We're narrowing down the beers we'll initially produce right now. We have quite a few beers in the running but we're going to knock it down to two or three to come out of the gate with for distribution. We have a cream ale that folks seem to like a lot. We also have our roasted cocoa stout which is a competition winner. Our honey wheat is a great hot weather beer and it's usually hot in south Florida so it's being considered. I'm finishing up an IPA recipe now that will probably be in the initial lineup as well. Our tap room will have anywhere from five to eight styles at any given time and we'll do special releases as often as possible.

Will your selection be relatively traditional and consistent or do you plan on experimenting with "unique brews" too?
We tend to be somewhat traditional but we like our beers to have a little extra something to set them apart.
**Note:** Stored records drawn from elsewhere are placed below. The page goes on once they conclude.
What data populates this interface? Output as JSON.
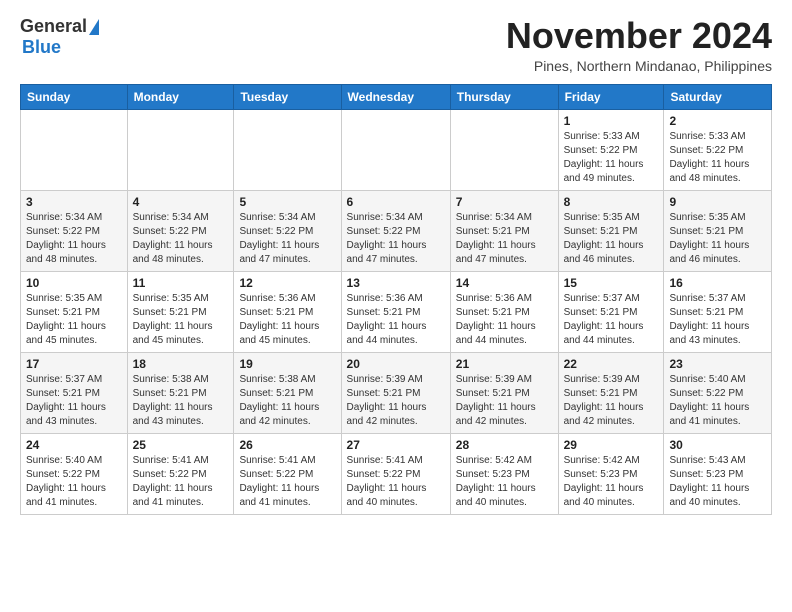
{
  "logo": {
    "general": "General",
    "blue": "Blue"
  },
  "title": {
    "month_year": "November 2024",
    "location": "Pines, Northern Mindanao, Philippines"
  },
  "weekdays": [
    "Sunday",
    "Monday",
    "Tuesday",
    "Wednesday",
    "Thursday",
    "Friday",
    "Saturday"
  ],
  "weeks": [
    [
      {
        "day": "",
        "info": ""
      },
      {
        "day": "",
        "info": ""
      },
      {
        "day": "",
        "info": ""
      },
      {
        "day": "",
        "info": ""
      },
      {
        "day": "",
        "info": ""
      },
      {
        "day": "1",
        "info": "Sunrise: 5:33 AM\nSunset: 5:22 PM\nDaylight: 11 hours\nand 49 minutes."
      },
      {
        "day": "2",
        "info": "Sunrise: 5:33 AM\nSunset: 5:22 PM\nDaylight: 11 hours\nand 48 minutes."
      }
    ],
    [
      {
        "day": "3",
        "info": "Sunrise: 5:34 AM\nSunset: 5:22 PM\nDaylight: 11 hours\nand 48 minutes."
      },
      {
        "day": "4",
        "info": "Sunrise: 5:34 AM\nSunset: 5:22 PM\nDaylight: 11 hours\nand 48 minutes."
      },
      {
        "day": "5",
        "info": "Sunrise: 5:34 AM\nSunset: 5:22 PM\nDaylight: 11 hours\nand 47 minutes."
      },
      {
        "day": "6",
        "info": "Sunrise: 5:34 AM\nSunset: 5:22 PM\nDaylight: 11 hours\nand 47 minutes."
      },
      {
        "day": "7",
        "info": "Sunrise: 5:34 AM\nSunset: 5:21 PM\nDaylight: 11 hours\nand 47 minutes."
      },
      {
        "day": "8",
        "info": "Sunrise: 5:35 AM\nSunset: 5:21 PM\nDaylight: 11 hours\nand 46 minutes."
      },
      {
        "day": "9",
        "info": "Sunrise: 5:35 AM\nSunset: 5:21 PM\nDaylight: 11 hours\nand 46 minutes."
      }
    ],
    [
      {
        "day": "10",
        "info": "Sunrise: 5:35 AM\nSunset: 5:21 PM\nDaylight: 11 hours\nand 45 minutes."
      },
      {
        "day": "11",
        "info": "Sunrise: 5:35 AM\nSunset: 5:21 PM\nDaylight: 11 hours\nand 45 minutes."
      },
      {
        "day": "12",
        "info": "Sunrise: 5:36 AM\nSunset: 5:21 PM\nDaylight: 11 hours\nand 45 minutes."
      },
      {
        "day": "13",
        "info": "Sunrise: 5:36 AM\nSunset: 5:21 PM\nDaylight: 11 hours\nand 44 minutes."
      },
      {
        "day": "14",
        "info": "Sunrise: 5:36 AM\nSunset: 5:21 PM\nDaylight: 11 hours\nand 44 minutes."
      },
      {
        "day": "15",
        "info": "Sunrise: 5:37 AM\nSunset: 5:21 PM\nDaylight: 11 hours\nand 44 minutes."
      },
      {
        "day": "16",
        "info": "Sunrise: 5:37 AM\nSunset: 5:21 PM\nDaylight: 11 hours\nand 43 minutes."
      }
    ],
    [
      {
        "day": "17",
        "info": "Sunrise: 5:37 AM\nSunset: 5:21 PM\nDaylight: 11 hours\nand 43 minutes."
      },
      {
        "day": "18",
        "info": "Sunrise: 5:38 AM\nSunset: 5:21 PM\nDaylight: 11 hours\nand 43 minutes."
      },
      {
        "day": "19",
        "info": "Sunrise: 5:38 AM\nSunset: 5:21 PM\nDaylight: 11 hours\nand 42 minutes."
      },
      {
        "day": "20",
        "info": "Sunrise: 5:39 AM\nSunset: 5:21 PM\nDaylight: 11 hours\nand 42 minutes."
      },
      {
        "day": "21",
        "info": "Sunrise: 5:39 AM\nSunset: 5:21 PM\nDaylight: 11 hours\nand 42 minutes."
      },
      {
        "day": "22",
        "info": "Sunrise: 5:39 AM\nSunset: 5:21 PM\nDaylight: 11 hours\nand 42 minutes."
      },
      {
        "day": "23",
        "info": "Sunrise: 5:40 AM\nSunset: 5:22 PM\nDaylight: 11 hours\nand 41 minutes."
      }
    ],
    [
      {
        "day": "24",
        "info": "Sunrise: 5:40 AM\nSunset: 5:22 PM\nDaylight: 11 hours\nand 41 minutes."
      },
      {
        "day": "25",
        "info": "Sunrise: 5:41 AM\nSunset: 5:22 PM\nDaylight: 11 hours\nand 41 minutes."
      },
      {
        "day": "26",
        "info": "Sunrise: 5:41 AM\nSunset: 5:22 PM\nDaylight: 11 hours\nand 41 minutes."
      },
      {
        "day": "27",
        "info": "Sunrise: 5:41 AM\nSunset: 5:22 PM\nDaylight: 11 hours\nand 40 minutes."
      },
      {
        "day": "28",
        "info": "Sunrise: 5:42 AM\nSunset: 5:23 PM\nDaylight: 11 hours\nand 40 minutes."
      },
      {
        "day": "29",
        "info": "Sunrise: 5:42 AM\nSunset: 5:23 PM\nDaylight: 11 hours\nand 40 minutes."
      },
      {
        "day": "30",
        "info": "Sunrise: 5:43 AM\nSunset: 5:23 PM\nDaylight: 11 hours\nand 40 minutes."
      }
    ]
  ]
}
For example, our honey wheat is dry hopped with vanilla beans to round off the finish. We use real cold-pressed espresso in our porter. We like to differentiate our beer from the basic styles while maintaining beer's most important quality: it tastes so good you want to drink more of it. We will be doing some experimenting on our pilot system and many of those beers will only be available at the brewery.
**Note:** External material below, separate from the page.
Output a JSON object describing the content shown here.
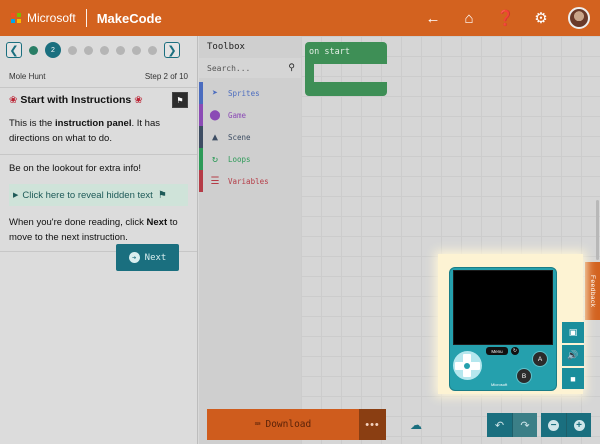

What beers do you typically enjoy drinking when you’re not at work?
While there are lots of great beers available right now from brewers all over the country, my preference is to keep it local if possible. If I walk into a restaurant or bar and there's a beer from Florida on draft, I'm drinking it. As far as styles go, I'm a big IPA fan. I certainly like to try different beers and styles that I've never had before but IPA's are my go to beers if I'm just hanging out.

What beers would we find in you refrigerator at home?
I try to keep Cigar City's Jai Alai in the house at all times. I will admit to drinking quite a bit of Dale's Pale Ale. Great Divide's Titan is great for the golf course or boat. If I'm looking for a bigger, special beer it will usually come from Cigar City. I was able to get some of the Hopscotch from Tequesta Brewing Co. and really enjoyed that. Considering how hot it is down here, good drinkable IPA's and pale ales are my preference. I look for refreshing and flavorful.

Do you have any advice for someone considering starting their own brewery?
Raise twice as much money as you think you need, expect it to take twice as long as you think it will, get in good with your local zoning officials and make friends with every brewer you can as quickly as possible. And above all else, make good beer.

Learn more about Due South Brewing Co.